▶ [WHAT IS NEEDED]
The entries below contain pictures. Retype everything except those pictures, exactly as given.

▶ [LISTED RECORDS]
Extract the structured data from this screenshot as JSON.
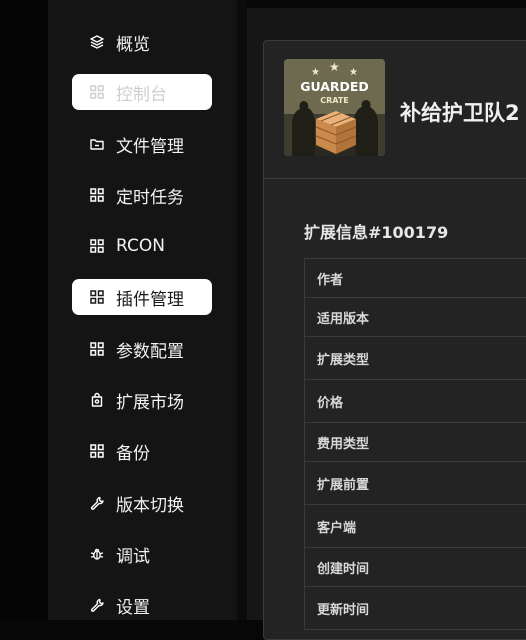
{
  "sidebar": {
    "items": [
      {
        "label": "概览",
        "icon": "layers-icon",
        "state": "normal"
      },
      {
        "label": "控制台",
        "icon": "grid-icon",
        "state": "disabled"
      },
      {
        "label": "文件管理",
        "icon": "folder-icon",
        "state": "normal"
      },
      {
        "label": "定时任务",
        "icon": "grid-icon",
        "state": "normal"
      },
      {
        "label": "RCON",
        "icon": "grid-icon",
        "state": "normal"
      },
      {
        "label": "插件管理",
        "icon": "grid-icon",
        "state": "active"
      },
      {
        "label": "参数配置",
        "icon": "grid-icon",
        "state": "normal"
      },
      {
        "label": "扩展市场",
        "icon": "bag-icon",
        "state": "normal"
      },
      {
        "label": "备份",
        "icon": "grid-icon",
        "state": "normal"
      },
      {
        "label": "版本切换",
        "icon": "wrench-icon",
        "state": "normal"
      },
      {
        "label": "调试",
        "icon": "bug-icon",
        "state": "normal"
      },
      {
        "label": "设置",
        "icon": "wrench-icon",
        "state": "normal"
      }
    ]
  },
  "extension": {
    "title": "补给护卫队2",
    "logo_text_top": "GUARDED",
    "logo_text_bottom": "CRATE",
    "info_title": "扩展信息#100179",
    "fields": [
      "作者",
      "适用版本",
      "扩展类型",
      "价格",
      "费用类型",
      "扩展前置",
      "客户端",
      "创建时间",
      "更新时间"
    ]
  },
  "colors": {
    "active_bg": "#ffffff",
    "sidebar_bg": "#141414",
    "card_bg": "#232323"
  }
}
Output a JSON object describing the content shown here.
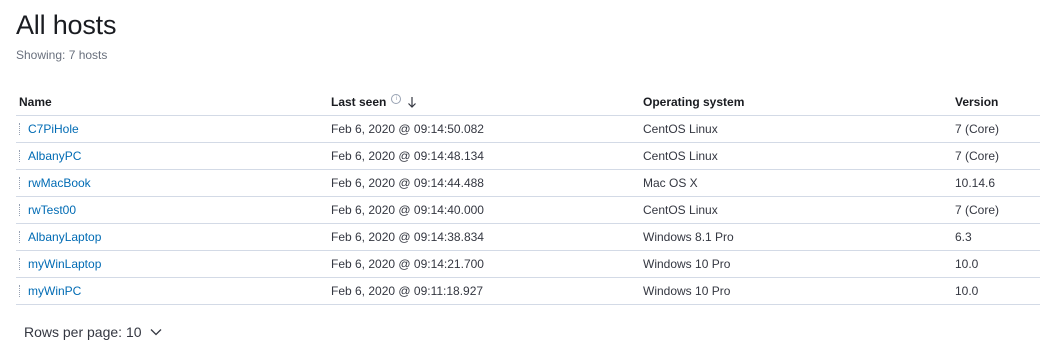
{
  "header": {
    "title": "All hosts",
    "subtitle": "Showing: 7 hosts"
  },
  "table": {
    "columns": {
      "name": "Name",
      "last_seen": "Last seen",
      "os": "Operating system",
      "version": "Version"
    },
    "sort": {
      "column": "last_seen",
      "direction": "descending",
      "icon": "arrow-down-icon"
    },
    "info_icon": "info-icon",
    "rows": [
      {
        "name": "C7PiHole",
        "last_seen": "Feb 6, 2020 @ 09:14:50.082",
        "os": "CentOS Linux",
        "version": "7 (Core)"
      },
      {
        "name": "AlbanyPC",
        "last_seen": "Feb 6, 2020 @ 09:14:48.134",
        "os": "CentOS Linux",
        "version": "7 (Core)"
      },
      {
        "name": "rwMacBook",
        "last_seen": "Feb 6, 2020 @ 09:14:44.488",
        "os": "Mac OS X",
        "version": "10.14.6"
      },
      {
        "name": "rwTest00",
        "last_seen": "Feb 6, 2020 @ 09:14:40.000",
        "os": "CentOS Linux",
        "version": "7 (Core)"
      },
      {
        "name": "AlbanyLaptop",
        "last_seen": "Feb 6, 2020 @ 09:14:38.834",
        "os": "Windows 8.1 Pro",
        "version": "6.3"
      },
      {
        "name": "myWinLaptop",
        "last_seen": "Feb 6, 2020 @ 09:14:21.700",
        "os": "Windows 10 Pro",
        "version": "10.0"
      },
      {
        "name": "myWinPC",
        "last_seen": "Feb 6, 2020 @ 09:11:18.927",
        "os": "Windows 10 Pro",
        "version": "10.0"
      }
    ]
  },
  "pagination": {
    "rows_per_page_label": "Rows per page: 10"
  },
  "colors": {
    "link": "#006bb4",
    "border": "#d3dae6",
    "text": "#343741",
    "muted": "#69707d"
  }
}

▶ [EXERCISE OUTPUT]
Extract the structured data from this screenshot as JSON.
{
  "sidebar": {
    "items": [
      {
        "label": "概览",
        "icon": "layers-icon",
        "state": "normal"
      },
      {
        "label": "控制台",
        "icon": "grid-icon",
        "state": "disabled"
      },
      {
        "label": "文件管理",
        "icon": "folder-icon",
        "state": "normal"
      },
      {
        "label": "定时任务",
        "icon": "grid-icon",
        "state": "normal"
      },
      {
        "label": "RCON",
        "icon": "grid-icon",
        "state": "normal"
      },
      {
        "label": "插件管理",
        "icon": "grid-icon",
        "state": "active"
      },
      {
        "label": "参数配置",
        "icon": "grid-icon",
        "state": "normal"
      },
      {
        "label": "扩展市场",
        "icon": "bag-icon",
        "state": "normal"
      },
      {
        "label": "备份",
        "icon": "grid-icon",
        "state": "normal"
      },
      {
        "label": "版本切换",
        "icon": "wrench-icon",
        "state": "normal"
      },
      {
        "label": "调试",
        "icon": "bug-icon",
        "state": "normal"
      },
      {
        "label": "设置",
        "icon": "wrench-icon",
        "state": "normal"
      }
    ]
  },
  "extension": {
    "title": "补给护卫队2",
    "logo_text_top": "GUARDED",
    "logo_text_bottom": "CRATE",
    "info_title": "扩展信息#100179",
    "fields": [
      "作者",
      "适用版本",
      "扩展类型",
      "价格",
      "费用类型",
      "扩展前置",
      "客户端",
      "创建时间",
      "更新时间"
    ]
  },
  "colors": {
    "active_bg": "#ffffff",
    "sidebar_bg": "#141414",
    "card_bg": "#232323"
  }
}
Output a JSON object describing the content shown here.
{
  "header": {
    "title": "All hosts",
    "subtitle": "Showing: 7 hosts"
  },
  "table": {
    "columns": {
      "name": "Name",
      "last_seen": "Last seen",
      "os": "Operating system",
      "version": "Version"
    },
    "sort": {
      "column": "last_seen",
      "direction": "descending",
      "icon": "arrow-down-icon"
    },
    "info_icon": "info-icon",
    "rows": [
      {
        "name": "C7PiHole",
        "last_seen": "Feb 6, 2020 @ 09:14:50.082",
        "os": "CentOS Linux",
        "version": "7 (Core)"
      },
      {
        "name": "AlbanyPC",
        "last_seen": "Feb 6, 2020 @ 09:14:48.134",
        "os": "CentOS Linux",
        "version": "7 (Core)"
      },
      {
        "name": "rwMacBook",
        "last_seen": "Feb 6, 2020 @ 09:14:44.488",
        "os": "Mac OS X",
        "version": "10.14.6"
      },
      {
        "name": "rwTest00",
        "last_seen": "Feb 6, 2020 @ 09:14:40.000",
        "os": "CentOS Linux",
        "version": "7 (Core)"
      },
      {
        "name": "AlbanyLaptop",
        "last_seen": "Feb 6, 2020 @ 09:14:38.834",
        "os": "Windows 8.1 Pro",
        "version": "6.3"
      },
      {
        "name": "myWinLaptop",
        "last_seen": "Feb 6, 2020 @ 09:14:21.700",
        "os": "Windows 10 Pro",
        "version": "10.0"
      },
      {
        "name": "myWinPC",
        "last_seen": "Feb 6, 2020 @ 09:11:18.927",
        "os": "Windows 10 Pro",
        "version": "10.0"
      }
    ]
  },
  "pagination": {
    "rows_per_page_label": "Rows per page: 10"
  },
  "colors": {
    "link": "#006bb4",
    "border": "#d3dae6",
    "text": "#343741",
    "muted": "#69707d"
  }
}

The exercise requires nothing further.